[Supplied information — start]

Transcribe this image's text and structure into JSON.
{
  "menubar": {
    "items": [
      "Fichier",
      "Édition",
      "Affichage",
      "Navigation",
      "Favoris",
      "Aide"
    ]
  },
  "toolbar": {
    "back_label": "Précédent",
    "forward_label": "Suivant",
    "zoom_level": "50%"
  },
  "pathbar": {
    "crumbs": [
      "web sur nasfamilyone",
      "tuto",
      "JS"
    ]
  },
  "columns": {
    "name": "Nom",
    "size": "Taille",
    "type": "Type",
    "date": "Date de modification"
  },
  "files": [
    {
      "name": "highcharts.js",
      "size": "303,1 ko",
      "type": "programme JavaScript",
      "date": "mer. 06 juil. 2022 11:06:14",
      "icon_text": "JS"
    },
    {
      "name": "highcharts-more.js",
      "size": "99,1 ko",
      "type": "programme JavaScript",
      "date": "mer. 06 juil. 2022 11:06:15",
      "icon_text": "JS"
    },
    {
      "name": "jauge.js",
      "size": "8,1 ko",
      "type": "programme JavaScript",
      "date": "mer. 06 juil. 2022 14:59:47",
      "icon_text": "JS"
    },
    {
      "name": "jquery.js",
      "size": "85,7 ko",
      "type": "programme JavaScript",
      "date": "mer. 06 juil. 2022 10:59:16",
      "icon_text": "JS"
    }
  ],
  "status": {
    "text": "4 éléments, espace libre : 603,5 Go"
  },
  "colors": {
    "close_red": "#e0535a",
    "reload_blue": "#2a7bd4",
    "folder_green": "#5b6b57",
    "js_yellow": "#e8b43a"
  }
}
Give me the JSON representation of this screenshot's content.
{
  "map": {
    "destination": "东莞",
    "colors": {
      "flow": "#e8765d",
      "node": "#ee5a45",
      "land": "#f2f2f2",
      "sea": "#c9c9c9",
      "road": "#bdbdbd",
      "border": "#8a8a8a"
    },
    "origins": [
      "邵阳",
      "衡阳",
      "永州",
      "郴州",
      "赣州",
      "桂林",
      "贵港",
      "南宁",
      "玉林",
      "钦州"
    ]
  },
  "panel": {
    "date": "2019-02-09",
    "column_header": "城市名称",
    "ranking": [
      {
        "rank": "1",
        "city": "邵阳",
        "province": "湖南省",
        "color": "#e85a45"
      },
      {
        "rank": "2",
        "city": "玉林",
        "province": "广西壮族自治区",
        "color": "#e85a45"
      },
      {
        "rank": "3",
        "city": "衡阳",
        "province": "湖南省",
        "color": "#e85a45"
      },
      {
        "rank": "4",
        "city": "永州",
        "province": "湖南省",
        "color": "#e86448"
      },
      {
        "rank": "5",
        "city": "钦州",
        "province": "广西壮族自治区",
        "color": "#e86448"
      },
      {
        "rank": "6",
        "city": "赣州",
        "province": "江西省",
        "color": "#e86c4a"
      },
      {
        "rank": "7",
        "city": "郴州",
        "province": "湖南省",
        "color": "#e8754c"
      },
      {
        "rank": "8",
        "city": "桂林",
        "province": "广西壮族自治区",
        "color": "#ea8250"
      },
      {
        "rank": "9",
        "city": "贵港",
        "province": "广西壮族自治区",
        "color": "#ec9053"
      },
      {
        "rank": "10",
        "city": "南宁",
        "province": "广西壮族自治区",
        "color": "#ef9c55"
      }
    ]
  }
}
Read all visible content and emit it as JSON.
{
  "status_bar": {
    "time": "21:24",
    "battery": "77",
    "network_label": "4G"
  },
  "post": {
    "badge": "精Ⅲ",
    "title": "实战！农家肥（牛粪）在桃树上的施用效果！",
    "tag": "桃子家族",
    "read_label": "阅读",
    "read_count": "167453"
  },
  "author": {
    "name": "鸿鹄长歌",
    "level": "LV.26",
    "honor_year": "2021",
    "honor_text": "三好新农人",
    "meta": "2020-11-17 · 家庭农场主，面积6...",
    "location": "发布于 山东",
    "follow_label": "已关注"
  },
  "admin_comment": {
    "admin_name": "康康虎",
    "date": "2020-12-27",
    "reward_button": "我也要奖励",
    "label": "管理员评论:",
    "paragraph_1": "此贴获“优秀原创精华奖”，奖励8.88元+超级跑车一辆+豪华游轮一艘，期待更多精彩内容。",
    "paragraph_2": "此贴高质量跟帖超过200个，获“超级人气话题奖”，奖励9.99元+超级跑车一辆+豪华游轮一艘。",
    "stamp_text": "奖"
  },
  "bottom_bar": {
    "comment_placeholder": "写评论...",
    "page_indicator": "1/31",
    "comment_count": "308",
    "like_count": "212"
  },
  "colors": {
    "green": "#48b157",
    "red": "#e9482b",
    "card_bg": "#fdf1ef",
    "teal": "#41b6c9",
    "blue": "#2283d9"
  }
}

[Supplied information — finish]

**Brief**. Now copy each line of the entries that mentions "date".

**Written response**.
    "date": "Date de modification"
      "date": "mer. 06 juil. 2022 11:06:14",
      "date": "mer. 06 juil. 2022 11:06:15",
      "date": "mer. 06 juil. 2022 14:59:47",
      "date": "mer. 06 juil. 2022 10:59:16",
    "date": "2019-02-09",
    "date": "2020-12-27",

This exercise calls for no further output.